This is entirely up to you. It is perfectly reasonable to ask your house sitter for a security deposit to insure against any damage to your property. If you would prefer the peace of mind a security deposit can bring, make this clear when you first contact potential house sitters. The amount is negotiable but shouldn't be more than the equivalent of a month's rent for a similar property in the area.
Please note that you should never request a security deposit to be sent to you before the assignment (especially over email)! To avoid the possibility of house sitters worrying about being defrauded, money should only change hands between house sitters and you when all parties are together at the property just before the you (the home owners) are about to leave.
Our house sitting agreement has a 'security deposit lodgement' form included in it which you can use to help make the whole process more organized and straightforward.

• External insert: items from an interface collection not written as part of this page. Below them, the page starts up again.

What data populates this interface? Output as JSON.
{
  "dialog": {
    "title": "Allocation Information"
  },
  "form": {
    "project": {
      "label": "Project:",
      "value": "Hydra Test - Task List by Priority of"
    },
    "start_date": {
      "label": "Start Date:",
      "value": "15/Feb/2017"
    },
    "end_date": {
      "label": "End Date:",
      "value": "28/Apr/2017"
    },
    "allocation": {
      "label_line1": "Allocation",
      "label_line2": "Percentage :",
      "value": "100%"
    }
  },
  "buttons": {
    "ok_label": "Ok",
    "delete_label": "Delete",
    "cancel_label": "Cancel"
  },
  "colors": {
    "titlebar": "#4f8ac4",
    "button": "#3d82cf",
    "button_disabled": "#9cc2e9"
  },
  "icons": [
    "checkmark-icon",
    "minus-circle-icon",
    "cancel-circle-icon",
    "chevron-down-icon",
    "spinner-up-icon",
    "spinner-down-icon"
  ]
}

It's a good idea for home owners and house sitters to meet before finalizing the details of the assignment. However, due to the constraints of geography this may be a luxury that you do not have. Once a home owner has offered a house sitting assignment to a house sitter and they have accepted the offer it's time to finalise the agreement so that everyone can get organized. A lot of the negotiation of the particular requirements of the house sitting assignment can be done over the phone and by email. Be specific and be very accurate in what you would both like to see happen during the assignment so that the house sitter arrives prepared and ready to assume their responsibilities. If both parties have a copy of the house sitting agreement (located in our Help Centre) in front of them during this process then the agreement need only be signed once the house sitter arrives. It may be a good idea for the house sitter to spend the last night before the home owner leaves at the property so that they can learn about the particular requirements of the property and resident animals. Don't forget to quickly run through the Checklist for home owners and Checklist for pet owners (download and print out copies of these from our Help Centre). They contain reminders of the many things you may need to do before the home owner hands over the care of the property to the house sitter.
These checklists are intended to be used by busy home owners as they prepare to hand over the care of their property and animals to their house sitter. Who would remember to update their dog's registration tag contact details, to leave a copy of their shed key for their house sitter or to suspend their organic vegetable delivery without this list of friendly reminders? Home owners should quickly run through these lists with their house sitter so they'll know where everything is and be fully prepared to assume their responsibilities toward the property and animals after the home owner leaves. You can find these checklists in our Advice centre at the following URL: http://www.mindmyhouse.com/help